When I was going through my own political awakening, I didn't really talk to anyone about my shifting opinions about politics because if I was battling accepting my new counternarrative viewpoints, why would anyone else accept it?
I mean, is it worth risking losing friends or friends to be openly honest about who you are and what you believe? I don't think it's an easy question to answer but it's clear that I've made my decision and I'm 100% comfortable with it.
I believe my social anxiety was being fed by my lack of confidence and lacking confidence is like having a brittle foundation that you don't trust to build on. After years of reflection and changing my mindset, my foundation is no longer fragile but instead defiantly solid.
When I get outlandish negative messages, I usually smile and laugh because I typically find humor in things. I like to think about the effort it took for them to research me to find the best way to contact me even though they momentarily hate me.
I consider the dichotomous attitude of someone who is "boldly" telling me off while cowardly hiding their identity with a fake email address. I've never done anything like this, so I'd imagine pressing send is like having an orgasm to them: they told me off and it got them off.
If I really think about it, hate emails are an admission of them relinquishing their emotional state over to me. I mean, my words had enough power to not only change someone's mental state but make them put it into action by reaching out to their new emotional dictator.
At the end of the day, I typically feel bad for someone who does something like this because I understand what it's like to lack confidence. Confident people don't need strangers to agree with them and don't react this way.
It's someone who wants to transfer their negative emotions onto someone else in hopes of bringing their target down to their miserable level: Man, are they going to be disappointed when they read this...
My happiness derives from me and I'm extremely comfortable in my skin. I'm confident in what I believe and stand by what I say and it's okay if others don't see eye to eye with me. My objective isn't to gain likes from strangers but to encourage people to express themselves.

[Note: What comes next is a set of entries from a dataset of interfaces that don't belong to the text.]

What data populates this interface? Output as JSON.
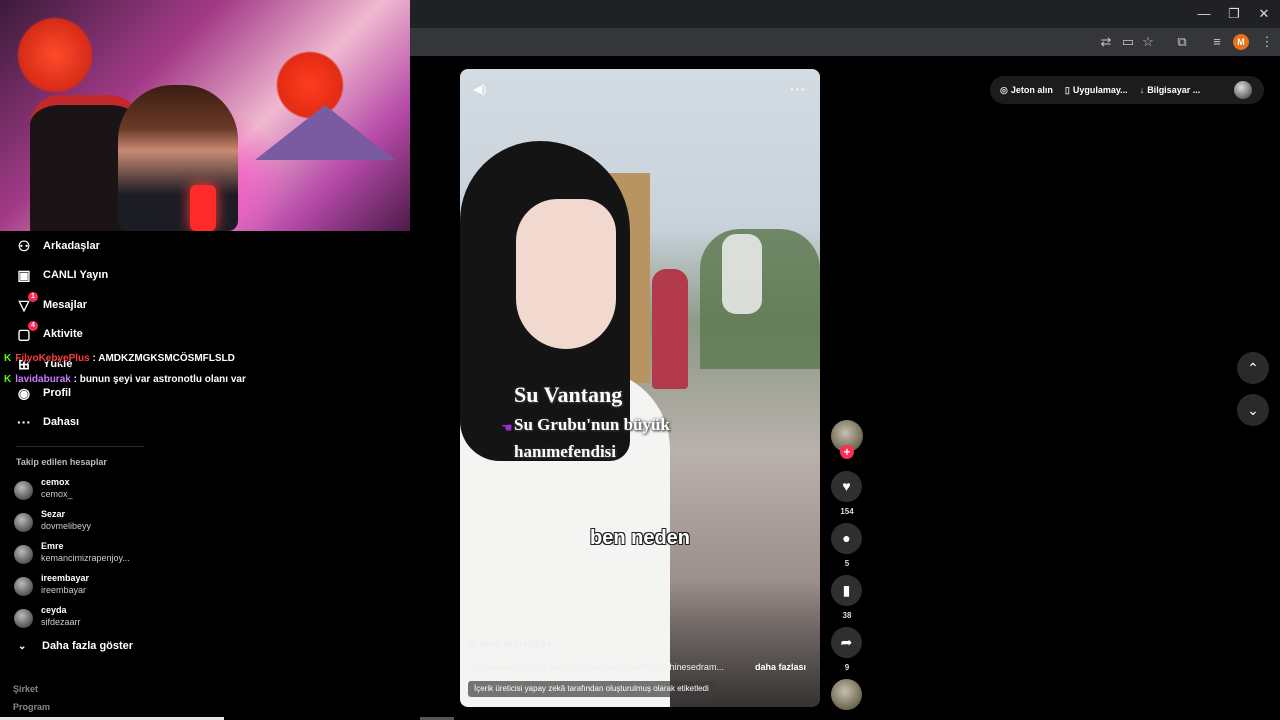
{
  "browser": {
    "window_controls": {
      "minimize": "—",
      "restore": "❐",
      "close": "✕"
    },
    "profile_initial": "M"
  },
  "sidebar": {
    "items": [
      {
        "label": "Arkadaşlar",
        "icon": "friends-icon"
      },
      {
        "label": "CANLI Yayın",
        "icon": "live-icon"
      },
      {
        "label": "Mesajlar",
        "icon": "messages-icon",
        "badge": "1"
      },
      {
        "label": "Aktivite",
        "icon": "activity-icon",
        "badge": "4"
      },
      {
        "label": "Yükle",
        "icon": "upload-icon"
      },
      {
        "label": "Profil",
        "icon": "profile-icon"
      },
      {
        "label": "Dahası",
        "icon": "more-icon"
      }
    ],
    "following_title": "Takip edilen hesaplar",
    "accounts": [
      {
        "name": "cemox",
        "username": "cemox_"
      },
      {
        "name": "Sezar",
        "username": "dovmelibeyy"
      },
      {
        "name": "Emre",
        "username": "kemancimizrapenjoy..."
      },
      {
        "name": "ireembayar",
        "username": "ireembayar"
      },
      {
        "name": "ceyda",
        "username": "sifdezaarr"
      }
    ],
    "show_more": "Daha fazla göster",
    "footer": [
      "Şirket",
      "Program"
    ]
  },
  "chat": [
    {
      "user": "FilyoKebyePlus",
      "message": ": AMDKZMGKSMCÖSMFLSLD"
    },
    {
      "user": "lavidaburak",
      "message": ": bunun şeyi var astronotlu olanı var"
    }
  ],
  "topbar": {
    "coins": "Jeton alın",
    "app": "Uygulamay...",
    "desktop": "Bilgisayar ..."
  },
  "video": {
    "title_line1": "Su Vantang",
    "title_line2": "Su Grubu'nun büyük",
    "title_line3": "hanımefendisi",
    "subtitle": "ben neden",
    "author": "drama.world044",
    "caption": "Yanılsamanın çiçeği part 1 iyi seyirler #shortfilm #chinesedram...",
    "caption_more": "daha fazlası",
    "ai_label": "İçerik üreticisi yapay zekâ tarafından oluşturulmuş olarak etiketledi"
  },
  "actions": {
    "follow": "+",
    "likes": "154",
    "comments": "5",
    "saves": "38",
    "shares": "9"
  },
  "navigation": {
    "up": "⌃",
    "down": "⌄"
  }
}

My foundation is solid and the house I've built upon it is resilient. "Dixon moron" and other insult hurricanes don't even shake my structure but I appreciate them reminding me how far I've come.
I'm finally free.